These skull bones had reacted to drastic dietary change.

7. Why are the snakes from Carnac Island called ‘Easy-gainers’?

Some people struggle to build up muscle from weight training at the gym whilst some people can quickly build up muscle. The ones who build up muscle easily are called ‘Easy-gainers whilst the others who find it harder are called ‘hard-gainers’.

The snakes from Carnac Island are easy-gainers as they have a stronger genetic/intrinsic capability to change shape in response to the stimulus of large prey.

In any population in the animal kingdom some individuals have more plasticity than others. Those trapped on Carnac Island they are forced to survive by having seagull chicks as their food source. The more ‘plastic’ snakes that can develop the biggest bites are more likely to survive and pass down to their offspring their easy gainer genes.

In just a few generations, the whole population of tiger snakes would become easy-gainers in less than 100 years.

8. Why are the tiger snakes of Carnac Island blind?

Weirdly most of the snakes on Carnac Island are blind but they are not blind from birth!

Making the snakes even more unique is that the majority of male adult snakes have had their eyes pecked out by parent seagulls trying to protect their chicks from being their meal.

Strangely the snakes cope well even if they have lost their sight from these aerial attacks. They adapt by sticking their tongues out until they bumped into their prey!

Normal sighted snakes also take-out fast-moving prey like lizards and mice but the helpless seagull chicks are easy prey for the blind snakes.

The blind snakes continue to feed, grow, and reproduce successfully proving that the loss of vision has not reduced their body condition or rate of growth or even their survival. 

9. How do the Tiger snakes survive with very little water on the island?

The tiger snakes of Carnac Island are intriguing because of their ability to survive with almost no fresh water on the island.  Adapting their behaviour to survive in what essentially is a desert island with no running or fresh water source is helped by their ability to have grown larger jaws to capture these silver gull chicks.

With no human inhabitants and now predator’s native to the island the tiger snake population has thrived

10. What is the safest way to visit Carnac Island?

Due to this small 19 hectares having more than 400 tiger snakes, plus numerous juveniles the safest way to visit the island is to do a day trip on a boat.

Renowned for the sea lion population and numerous bird visitors are warned that if they do set foot on the island to stay on the beach and not to venture inland.

With an average of three tiger snakes per 25 square metres, if a sighting of one of them occurred clearly it is best to keep a safe distance from their deadly venom! Tiger snakes are mistakenly thought of to be aggressive, but they do not chase people and will try and flee is they spot someone.
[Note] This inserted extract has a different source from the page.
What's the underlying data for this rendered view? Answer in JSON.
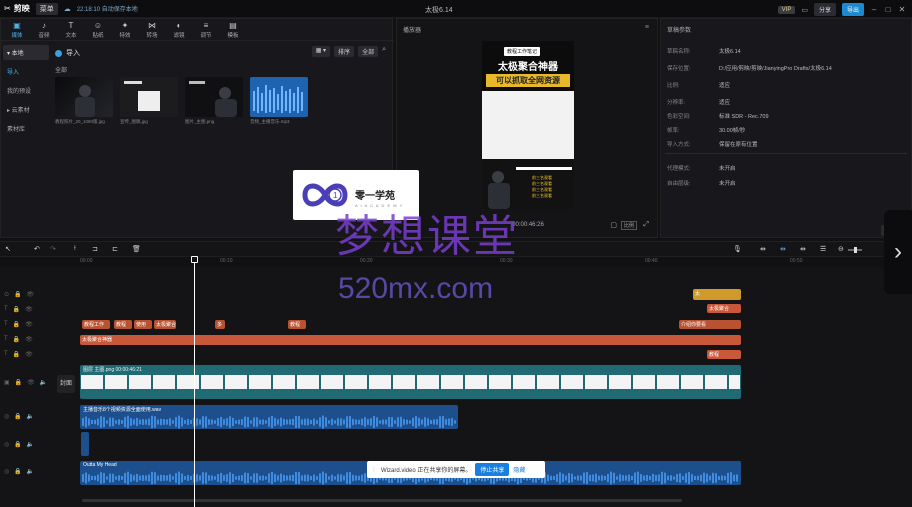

Due to them changing in shape of their jaws, so that they could effortlessly change capture and eat whole seabird chicks is a reason why tiger snakes have been so successful colonising the island.